Sorry it’s been a bit slow again over the past few days, I’m really not feeling well at all to tell the truth – sore throat, no voice, impacted wisdom tooth… the list of my health woes goes on, but that isn’t what anyone wants to read so now I’ve got my little whine out of the way here is a treat to brighten up your week and make your mouth water…
Carbonara with… smoked salmon. Drool.
This dish is actually almost Scottish than Italian in its inspiration (although now that I’ve googled it I realise that other people have got there before me) and the idea came to me after talking with Roby about one of his all time favourite Scottish breakfast treats – scrambled eggs with smoked salmon on toasted wholegrain bread, accompanied by a glass of freshly squeezed orange juice. Unless it’s Christmas. At Christmas it’s bucks fizz, mimosa, or whatever other name you want to give champagne mixed with fresh OJ. Booze all the way baby, it’s time to party!
Despite it’s Northern, not to mention wintery inspiration, this version or carbonara gives the impression of being lighter than its traditional Roman cousin, and has a decisive, salty sweet flavour which I just adore. This would be wonderful with an ice cold glass of sparkling franciacorta brut, but I couldn’t have any wine because of the
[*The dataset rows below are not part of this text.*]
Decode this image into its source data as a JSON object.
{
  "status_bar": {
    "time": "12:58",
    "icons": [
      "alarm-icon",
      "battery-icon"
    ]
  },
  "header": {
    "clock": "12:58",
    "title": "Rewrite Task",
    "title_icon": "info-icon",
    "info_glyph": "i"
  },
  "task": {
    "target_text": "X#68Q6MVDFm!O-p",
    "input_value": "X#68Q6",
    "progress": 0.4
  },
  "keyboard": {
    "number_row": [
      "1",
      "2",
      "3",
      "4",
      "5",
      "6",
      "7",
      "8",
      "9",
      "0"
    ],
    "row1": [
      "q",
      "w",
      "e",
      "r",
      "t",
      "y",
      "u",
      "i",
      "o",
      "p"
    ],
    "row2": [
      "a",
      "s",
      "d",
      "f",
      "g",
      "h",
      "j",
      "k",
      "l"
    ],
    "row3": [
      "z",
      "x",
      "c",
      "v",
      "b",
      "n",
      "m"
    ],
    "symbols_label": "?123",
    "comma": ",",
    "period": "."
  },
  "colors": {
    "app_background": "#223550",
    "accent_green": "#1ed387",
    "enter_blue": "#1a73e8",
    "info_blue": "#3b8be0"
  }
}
horsepills antibiotics I’m on (I know, I’m whining again).
So here’s how you do it (serves 2):
One largish package of smoked salmon (depends how much you want to spoil yourself)
One clove of garlic
One knob of butter
Four medium eggs
One splash of milk (replace with cream if you feel really decadent)
Six “nests” of tagliatelle
Salt and pepper to taste
1. Melt the butter in a large pan and add the garlic, crushed or finely chopped. Keep over a low heat until the garlic starts to soften, being careful not to burn the butter, then turn off the flame.
2. While you wait for the pasta water to boil, cut the salmon into short, thin strips and beat the eggs into a bowl with a splash of milk, a pinch of salt and couple of pinches of black pepper.
3. Once the pasta is cooking, throw the salmon into the pan with the butter and garlic and stir until the salmon is well coated. DO NOT HEAT.
4. Drain the pasta al dente and add to the pan. Pour the egg mixture on top and stir well until all of the pasta is coated. The egg mixture will already start to cook with the heat from the pasta and should start to become opaque almost immediately.
5. Place the mixture over a medium flame, stirring vigourously to ensure that the egg remains a covering for the pasta rather than scrambling seperately in the pan. the key to this is patience – it will take a while but it is worth it.
5. Serve! Preferably with franciacorta brut or some other dry sparkling wine… but you can’t have everything, I suppose…
NB: I would definitely advise Scottish salmon. Yes I am biased but it has a more decisive flavour than the Norwegian and is less oily than the Canadian (these are great too, don’t get me wrong, I just prefer the Scottish varieties).